Extracted information ▸
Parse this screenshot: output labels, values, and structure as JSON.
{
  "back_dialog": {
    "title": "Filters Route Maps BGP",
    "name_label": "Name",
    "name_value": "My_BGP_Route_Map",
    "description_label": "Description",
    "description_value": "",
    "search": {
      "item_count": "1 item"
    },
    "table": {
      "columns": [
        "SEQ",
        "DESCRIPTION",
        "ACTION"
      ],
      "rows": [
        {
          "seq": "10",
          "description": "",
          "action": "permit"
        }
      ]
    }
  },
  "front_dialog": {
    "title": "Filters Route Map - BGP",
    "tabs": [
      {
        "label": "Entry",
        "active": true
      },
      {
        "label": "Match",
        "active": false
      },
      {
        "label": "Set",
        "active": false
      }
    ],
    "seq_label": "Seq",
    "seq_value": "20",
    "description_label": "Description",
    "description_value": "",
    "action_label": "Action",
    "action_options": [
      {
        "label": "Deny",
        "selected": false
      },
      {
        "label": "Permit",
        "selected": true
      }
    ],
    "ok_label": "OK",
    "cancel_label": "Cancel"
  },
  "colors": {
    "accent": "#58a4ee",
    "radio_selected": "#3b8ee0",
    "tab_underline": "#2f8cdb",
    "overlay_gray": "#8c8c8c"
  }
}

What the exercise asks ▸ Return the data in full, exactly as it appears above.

Response to this exercise ▸
Parse this screenshot: output labels, values, and structure as JSON.
{
  "back_dialog": {
    "title": "Filters Route Maps BGP",
    "name_label": "Name",
    "name_value": "My_BGP_Route_Map",
    "description_label": "Description",
    "description_value": "",
    "search": {
      "item_count": "1 item"
    },
    "table": {
      "columns": [
        "SEQ",
        "DESCRIPTION",
        "ACTION"
      ],
      "rows": [
        {
          "seq": "10",
          "description": "",
          "action": "permit"
        }
      ]
    }
  },
  "front_dialog": {
    "title": "Filters Route Map - BGP",
    "tabs": [
      {
        "label": "Entry",
        "active": true
      },
      {
        "label": "Match",
        "active": false
      },
      {
        "label": "Set",
        "active": false
      }
    ],
    "seq_label": "Seq",
    "seq_value": "20",
    "description_label": "Description",
    "description_value": "",
    "action_label": "Action",
    "action_options": [
      {
        "label": "Deny",
        "selected": false
      },
      {
        "label": "Permit",
        "selected": true
      }
    ],
    "ok_label": "OK",
    "cancel_label": "Cancel"
  },
  "colors": {
    "accent": "#58a4ee",
    "radio_selected": "#3b8ee0",
    "tab_underline": "#2f8cdb",
    "overlay_gray": "#8c8c8c"
  }
}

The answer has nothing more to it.